Friends With Money
Friends With Money
Review By: Staff
Friends With Money
It's really quite impressive how Jennifer Aniston has distanced herself from the immensely successful television show that launched her career. More than any of her co-stars, Aniston has managed to achieve both critical and financial success with her post-Friends career choices. It's a true testament to her talent that even in a film entitled Friends with Money that unavoidably invokes her sitcom persona, she turns in a performance that isn't shrouded in the leftover success of her show.
In Nicole Holofcener's 2006 indie, Aniston plays Olivia, an unimpressive maid who spends her free time smoking marijuana and collecting free samples of facial cream from various boutiques. Out of her group of friends, Olivia is the sole single gal and the least successful professionally. Of her friends, Franny (Joan Cusack) is the wealthiest and perhaps the most happily married. The other two, Jane (Frances McDormand) and Christine (Catherine Keener), spend more time analyzing the seeming success of Franny's relationship than caring for their own respective marriages.
Jane's husband Aaron (Simon McBurney) is a wonderfully patient husband who adores her even when her temper flares out of control in public. But Christine is convinced there's trouble lurking in paradise, as she repeatedly accuses Aaron of being gay behind his back. Christine's relationship with her husband David (Jason Isaacs) is the film's most tumultuous. Every conversation they have is fertile grounds for a fight, which affects both their personal and business relationships since they work together as a screenwriting duo.
Profession is the centripetal point of these characters origins' even if the characters aren't aware of it themselves. Jane is a successful fashion designer and the excessive price of her clothing line gives her a false sense of worth, creating a monstrous ego of self-importance. Olivia appears content with low-wage jobs and ultimately finds comfort in the imagined hedonism of unemployment. As the screenwriter, and therefore labeled the most creative of the bunch, Christine serves as Holofcener's surrogate and her plot resolution affirms her worth as an artist, and maybe a mother. As the source of monetary proliferation, Franny appears the most anonymous. I was never able to catch what it is she does professionally or how she received her enormous wealth. What is reiterated about her character is that she and her husband never fight and have a lively physical relationship. This is likely an artistic decision, but at a scant 88-minutes, her character feels abridged rather than abstruse.
The abundance of characters and the short running time are at odds with one another. In some respects, it works. I certainly wouldn't have wanted to spend any more time with characters like David or Jane and for that, I was thankful there on-screen appearances were lean.
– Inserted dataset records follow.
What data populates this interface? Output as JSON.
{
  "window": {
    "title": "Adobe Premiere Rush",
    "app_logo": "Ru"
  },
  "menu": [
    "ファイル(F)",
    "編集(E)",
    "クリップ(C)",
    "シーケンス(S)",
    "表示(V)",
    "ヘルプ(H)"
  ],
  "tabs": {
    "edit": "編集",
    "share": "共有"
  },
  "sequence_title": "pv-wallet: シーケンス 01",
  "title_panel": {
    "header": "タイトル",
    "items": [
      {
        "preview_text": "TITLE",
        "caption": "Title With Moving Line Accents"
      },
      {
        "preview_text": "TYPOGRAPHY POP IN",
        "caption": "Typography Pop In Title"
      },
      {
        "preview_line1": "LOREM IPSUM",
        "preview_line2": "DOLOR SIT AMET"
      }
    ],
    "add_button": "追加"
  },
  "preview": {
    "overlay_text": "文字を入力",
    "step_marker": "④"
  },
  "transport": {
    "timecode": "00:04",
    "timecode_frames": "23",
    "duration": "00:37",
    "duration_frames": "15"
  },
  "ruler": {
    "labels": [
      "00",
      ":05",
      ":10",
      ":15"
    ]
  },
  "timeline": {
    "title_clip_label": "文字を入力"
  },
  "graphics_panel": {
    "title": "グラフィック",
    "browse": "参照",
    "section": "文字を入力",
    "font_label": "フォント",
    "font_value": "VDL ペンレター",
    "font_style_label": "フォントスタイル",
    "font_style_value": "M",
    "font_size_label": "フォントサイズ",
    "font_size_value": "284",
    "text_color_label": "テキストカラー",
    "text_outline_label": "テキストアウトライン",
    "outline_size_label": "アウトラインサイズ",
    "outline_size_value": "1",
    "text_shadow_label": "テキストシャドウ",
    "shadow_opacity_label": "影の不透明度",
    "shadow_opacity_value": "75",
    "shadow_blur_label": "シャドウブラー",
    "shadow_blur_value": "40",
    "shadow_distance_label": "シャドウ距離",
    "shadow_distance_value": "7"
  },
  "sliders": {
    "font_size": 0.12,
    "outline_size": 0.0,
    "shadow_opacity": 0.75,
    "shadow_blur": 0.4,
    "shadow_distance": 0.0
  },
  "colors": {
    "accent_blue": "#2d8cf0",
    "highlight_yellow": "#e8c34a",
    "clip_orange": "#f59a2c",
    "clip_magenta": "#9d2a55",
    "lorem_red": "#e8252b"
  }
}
But more often than not, it leaves questions unanswered and renders the film rather slight. That being said, the character arcs "” though
Behind the Scenes of Friends with Money predominantly features excerpts from the film with occasional glimpses of behind the scenes footage and interviews. Nothing of real worth here.
Los Angeles Premiere features excerpts from the film's premier at the Grauman Theater. The feature begins with snippets of press interviews outside the theater tuned to the film's original score by Craig Richey and culminates with Holofcener introducing the film to the audience. Not particularly enlightening but expresses how much the film means to the people involved.
Friends with Money holds the distinction of being the opening film at the 2006 Sundance Film Festival and Sundance featurette chronicles the event in a similar fashion to the Los Angeles Premiere but delves a little bit deeper. The two featurettes are entertaining for the way they capture moments in time during an independent film's promotional history.
Commentary with writer/director Nicole Holofcener & producer Anthony Bregman is lively and buoyant. The two discuss the origin of the production, which is rather interesting. Their most interesting tidbit is that portions of the film were shot in New York and doubled for Los Angeles because of Frances McDormand's schedule restraints. Holofcener and Bregman are pleasant and very fond of the filmmaking process making the track a breeze to listen to. Their lighthearted rapport is akin to the film's unconventional humor.
Show Grade: B-
DVD Grade: B-
Overall Grade: B-